Months after local videographer and blogger Josh Wolf was released from federal prison — where his seven-month stay was the longest in history for an American journalist for refusing to turn over unpublished materials to criminal prosecutors — the San Francisco Police Commission finally has decided to analyze the incident. That inquiry comes just as Wolf embarks on a campaign for mayor, which he hopes will create a dialogue about the lack of police accountability and the overzealous federal intrusions that marked his story.

Wolf, 24, told the Guardian that he's still baffled by what transpired after he filmed the July 8, 2005, anti-G8 protest, which involved a heavy anarchist turnout, "got rowdier than local officials would have liked," and left a San Francisco police officer with a fractured skull — an incident that Wolf calls "unfortunate" but of which he claims to have absolutely no knowledge

"I've read the evidence that was presented in my case, but to this day no one has pointed out anything that constitutes terrorism," Wolf said.

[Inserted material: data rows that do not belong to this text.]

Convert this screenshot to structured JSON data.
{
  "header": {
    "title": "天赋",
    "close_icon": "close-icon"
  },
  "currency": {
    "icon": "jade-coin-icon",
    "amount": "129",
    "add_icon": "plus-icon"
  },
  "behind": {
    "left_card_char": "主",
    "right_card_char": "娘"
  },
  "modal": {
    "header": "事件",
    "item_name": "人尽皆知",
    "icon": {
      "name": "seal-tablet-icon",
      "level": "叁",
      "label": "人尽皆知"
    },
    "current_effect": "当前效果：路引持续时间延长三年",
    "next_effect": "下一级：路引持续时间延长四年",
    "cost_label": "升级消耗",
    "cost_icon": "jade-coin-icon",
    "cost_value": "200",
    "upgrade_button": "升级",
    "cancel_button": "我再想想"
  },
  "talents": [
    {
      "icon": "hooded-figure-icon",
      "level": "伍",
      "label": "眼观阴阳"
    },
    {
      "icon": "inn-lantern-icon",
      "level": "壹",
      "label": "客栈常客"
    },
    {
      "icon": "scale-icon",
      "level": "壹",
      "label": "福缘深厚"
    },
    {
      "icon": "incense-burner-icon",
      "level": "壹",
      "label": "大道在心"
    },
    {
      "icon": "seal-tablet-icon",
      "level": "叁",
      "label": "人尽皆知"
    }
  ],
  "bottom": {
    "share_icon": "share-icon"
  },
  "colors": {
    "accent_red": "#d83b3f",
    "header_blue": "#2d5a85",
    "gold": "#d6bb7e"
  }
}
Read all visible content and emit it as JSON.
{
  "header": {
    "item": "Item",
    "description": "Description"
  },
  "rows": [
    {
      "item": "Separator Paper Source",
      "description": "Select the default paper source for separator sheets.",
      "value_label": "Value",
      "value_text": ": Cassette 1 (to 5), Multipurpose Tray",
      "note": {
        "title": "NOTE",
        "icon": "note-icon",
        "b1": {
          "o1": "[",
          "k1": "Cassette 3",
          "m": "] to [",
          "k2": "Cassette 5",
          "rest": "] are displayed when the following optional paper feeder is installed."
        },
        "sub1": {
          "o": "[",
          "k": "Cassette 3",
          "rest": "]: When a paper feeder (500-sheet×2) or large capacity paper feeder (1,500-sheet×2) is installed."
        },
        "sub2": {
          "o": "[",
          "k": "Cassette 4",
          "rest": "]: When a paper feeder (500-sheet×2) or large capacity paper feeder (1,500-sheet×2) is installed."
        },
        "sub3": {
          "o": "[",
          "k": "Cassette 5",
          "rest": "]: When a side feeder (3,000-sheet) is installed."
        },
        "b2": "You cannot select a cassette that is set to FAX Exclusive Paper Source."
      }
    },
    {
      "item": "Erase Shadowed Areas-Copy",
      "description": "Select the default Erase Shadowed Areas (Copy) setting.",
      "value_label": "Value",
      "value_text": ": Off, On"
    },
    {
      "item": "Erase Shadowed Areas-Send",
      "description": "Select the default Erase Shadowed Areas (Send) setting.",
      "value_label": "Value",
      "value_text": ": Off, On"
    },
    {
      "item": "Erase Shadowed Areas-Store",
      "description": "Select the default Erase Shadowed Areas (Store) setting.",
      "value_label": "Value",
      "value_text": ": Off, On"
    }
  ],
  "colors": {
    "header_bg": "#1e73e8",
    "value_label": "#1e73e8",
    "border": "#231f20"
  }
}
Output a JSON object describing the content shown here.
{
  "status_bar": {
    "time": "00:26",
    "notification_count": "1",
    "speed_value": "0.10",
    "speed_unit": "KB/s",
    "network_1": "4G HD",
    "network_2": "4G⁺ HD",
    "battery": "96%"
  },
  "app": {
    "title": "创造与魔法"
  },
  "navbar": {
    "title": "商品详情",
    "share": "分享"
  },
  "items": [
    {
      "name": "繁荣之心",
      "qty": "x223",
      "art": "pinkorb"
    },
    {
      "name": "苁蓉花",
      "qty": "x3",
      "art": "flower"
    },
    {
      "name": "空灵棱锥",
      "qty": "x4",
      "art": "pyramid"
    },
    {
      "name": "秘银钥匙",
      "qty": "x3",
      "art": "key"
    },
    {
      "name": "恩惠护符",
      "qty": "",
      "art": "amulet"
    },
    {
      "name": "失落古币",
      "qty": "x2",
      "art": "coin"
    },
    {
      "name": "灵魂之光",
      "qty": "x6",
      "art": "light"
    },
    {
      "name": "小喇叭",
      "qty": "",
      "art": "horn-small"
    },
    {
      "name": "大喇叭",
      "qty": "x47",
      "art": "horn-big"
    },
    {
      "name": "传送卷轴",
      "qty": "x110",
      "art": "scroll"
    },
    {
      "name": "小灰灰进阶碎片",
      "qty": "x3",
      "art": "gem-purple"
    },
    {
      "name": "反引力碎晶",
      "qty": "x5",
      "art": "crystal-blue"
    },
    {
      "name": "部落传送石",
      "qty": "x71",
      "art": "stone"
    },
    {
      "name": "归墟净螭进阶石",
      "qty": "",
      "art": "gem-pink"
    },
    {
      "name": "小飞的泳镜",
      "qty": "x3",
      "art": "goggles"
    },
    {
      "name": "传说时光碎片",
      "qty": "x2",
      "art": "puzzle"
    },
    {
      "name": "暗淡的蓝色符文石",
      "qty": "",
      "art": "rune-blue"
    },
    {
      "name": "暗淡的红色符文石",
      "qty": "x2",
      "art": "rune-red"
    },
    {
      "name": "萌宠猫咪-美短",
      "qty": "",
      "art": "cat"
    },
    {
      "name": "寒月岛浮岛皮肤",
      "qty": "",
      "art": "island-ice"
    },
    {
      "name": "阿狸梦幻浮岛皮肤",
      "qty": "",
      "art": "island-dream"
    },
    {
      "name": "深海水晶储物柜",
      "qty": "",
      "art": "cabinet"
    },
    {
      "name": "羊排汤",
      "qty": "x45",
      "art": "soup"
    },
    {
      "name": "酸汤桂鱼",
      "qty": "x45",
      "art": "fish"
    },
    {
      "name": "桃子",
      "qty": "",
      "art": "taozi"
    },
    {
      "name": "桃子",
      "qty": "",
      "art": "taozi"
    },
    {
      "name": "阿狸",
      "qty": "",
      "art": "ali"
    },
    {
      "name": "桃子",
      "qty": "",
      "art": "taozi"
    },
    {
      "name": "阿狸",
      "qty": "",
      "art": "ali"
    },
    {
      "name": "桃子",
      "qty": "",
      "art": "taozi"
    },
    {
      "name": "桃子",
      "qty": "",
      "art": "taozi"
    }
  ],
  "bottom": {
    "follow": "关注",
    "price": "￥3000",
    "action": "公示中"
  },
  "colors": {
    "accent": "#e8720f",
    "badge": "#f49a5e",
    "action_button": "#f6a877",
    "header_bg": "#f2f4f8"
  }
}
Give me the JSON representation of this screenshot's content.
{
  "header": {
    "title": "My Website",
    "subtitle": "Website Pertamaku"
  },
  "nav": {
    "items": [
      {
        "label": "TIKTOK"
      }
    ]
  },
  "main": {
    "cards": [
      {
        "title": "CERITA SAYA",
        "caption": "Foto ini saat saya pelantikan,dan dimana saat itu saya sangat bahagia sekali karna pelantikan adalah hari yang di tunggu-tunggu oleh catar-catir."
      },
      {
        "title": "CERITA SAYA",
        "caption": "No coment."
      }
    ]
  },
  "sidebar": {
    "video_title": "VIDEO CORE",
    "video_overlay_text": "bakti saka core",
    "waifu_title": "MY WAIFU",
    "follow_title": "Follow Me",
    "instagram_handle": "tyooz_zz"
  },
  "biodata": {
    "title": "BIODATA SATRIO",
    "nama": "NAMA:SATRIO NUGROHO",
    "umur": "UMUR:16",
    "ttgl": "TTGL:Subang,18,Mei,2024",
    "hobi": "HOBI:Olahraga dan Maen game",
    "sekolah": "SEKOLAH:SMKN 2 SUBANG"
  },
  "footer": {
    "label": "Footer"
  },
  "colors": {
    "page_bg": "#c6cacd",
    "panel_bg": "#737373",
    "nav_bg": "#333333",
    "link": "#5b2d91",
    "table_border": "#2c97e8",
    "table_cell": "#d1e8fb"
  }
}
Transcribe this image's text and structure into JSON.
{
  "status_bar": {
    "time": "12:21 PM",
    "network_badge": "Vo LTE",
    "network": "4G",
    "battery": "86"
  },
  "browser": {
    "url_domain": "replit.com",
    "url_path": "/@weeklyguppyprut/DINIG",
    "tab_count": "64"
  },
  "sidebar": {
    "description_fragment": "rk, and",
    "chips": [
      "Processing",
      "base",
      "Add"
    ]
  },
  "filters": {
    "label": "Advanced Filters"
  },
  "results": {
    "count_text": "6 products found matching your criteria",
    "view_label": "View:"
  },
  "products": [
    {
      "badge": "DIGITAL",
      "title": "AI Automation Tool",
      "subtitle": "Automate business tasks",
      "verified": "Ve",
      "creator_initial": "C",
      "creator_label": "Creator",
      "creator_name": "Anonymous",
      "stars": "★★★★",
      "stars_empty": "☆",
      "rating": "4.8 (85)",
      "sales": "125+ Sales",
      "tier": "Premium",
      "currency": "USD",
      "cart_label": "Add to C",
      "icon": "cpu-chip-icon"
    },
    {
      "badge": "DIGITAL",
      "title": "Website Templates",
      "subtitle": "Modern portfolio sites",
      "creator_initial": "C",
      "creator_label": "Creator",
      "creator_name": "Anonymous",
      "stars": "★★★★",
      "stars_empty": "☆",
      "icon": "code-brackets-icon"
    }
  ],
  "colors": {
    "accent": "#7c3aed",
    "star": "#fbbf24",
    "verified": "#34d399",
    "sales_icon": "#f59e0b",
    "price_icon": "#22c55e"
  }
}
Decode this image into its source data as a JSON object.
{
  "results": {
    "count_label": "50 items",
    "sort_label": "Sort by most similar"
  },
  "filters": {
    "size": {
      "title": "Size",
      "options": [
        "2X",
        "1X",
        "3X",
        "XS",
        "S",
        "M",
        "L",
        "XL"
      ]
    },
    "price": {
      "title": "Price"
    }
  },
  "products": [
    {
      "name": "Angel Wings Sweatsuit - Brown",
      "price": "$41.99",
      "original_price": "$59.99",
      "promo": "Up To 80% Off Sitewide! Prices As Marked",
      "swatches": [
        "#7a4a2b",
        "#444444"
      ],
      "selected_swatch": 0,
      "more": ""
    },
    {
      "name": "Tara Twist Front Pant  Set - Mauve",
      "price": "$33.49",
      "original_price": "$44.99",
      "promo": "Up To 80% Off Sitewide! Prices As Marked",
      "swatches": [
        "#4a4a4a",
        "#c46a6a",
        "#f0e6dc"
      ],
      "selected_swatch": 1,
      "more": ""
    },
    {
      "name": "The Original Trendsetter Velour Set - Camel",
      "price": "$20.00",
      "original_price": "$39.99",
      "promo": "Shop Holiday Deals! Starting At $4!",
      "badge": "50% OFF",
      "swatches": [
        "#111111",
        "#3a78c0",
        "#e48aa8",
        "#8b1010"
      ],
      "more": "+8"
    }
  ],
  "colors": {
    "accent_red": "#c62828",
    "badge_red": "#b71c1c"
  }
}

The day after the protest, Wolf was contacted at his home by members of the FBI and the Joint Terrorism Task Force, along with two San Francisco Police Department officers. The four agents who showed up Wolf's door, one of them dressed in a Hawaiian shirt and shorts, demanded that he hand over all his video outtakes after local and national TV stations aired edited footage that Wolf posted on his blog. The aired film included scenes of anarchists setting off firecrackers, turning over newspaper racks, and spray-painting a Pacific Gas and Electric Co. office. It also showed an SFPD officer holding local resident Gabe Meyers in a choke hold while another agent waved his weapon at the crowd and shouted, "Leave or you're going to get blasted. I'm a fed, motherfucker."

"If any time the SFPD decides it doesn't want to deal with some local issue, does it have the autonomy to contact the feds, and if so, doesn't that jeopardize all the laws that the voters of San Francisco have passed?" Wolf asked July 11 as the Police Commission discussed a resolution supporting the First Amendment rights of the "new media," which is how Web-based disseminators of news, such as Wolf, are being described.

Earlier this year, police commissioner David Campos tried to pass a resolution in support of the then-jailed Wolf, but the proposal got no traction until Theresa Sparks was elected as president in May. By then Wolf had been free from jail for a month, leading Campos and Sparks to shift their focus toward investigating exactly why Wolf's case got federalized in the first place as well as the implications for other groups that are protected locally but at risk federally.

As Campos told the commission, "A lot of people in San Francisco have been talking about how we as a department interact with the feds, to the extent that it has an impact on medical cannabis providers and immigrants and on First Amendment rights, as in the case of Josh Wolf."

Under state law, reporters' sources and their work products are protected. A recent case involving Apple suggests that the law also extends to bloggers and independent reporters. But under federal law, reporters have no such protections, which is why former New York Times journalist Judith Miller was jailed in the Valerie Plame–CIA investigation and San Francisco Chronicle reporters Lance Williams and Mark Fainaru-Wada faced potential jail time in the BALCO affair, as did freelancer Sara Olsen in the court-martial of Army Lt. Ehren Watada.

But while these journalists refused to comply with subpoenas that were clearly related to federal matters, there was no such obvious connection in Wolf's case.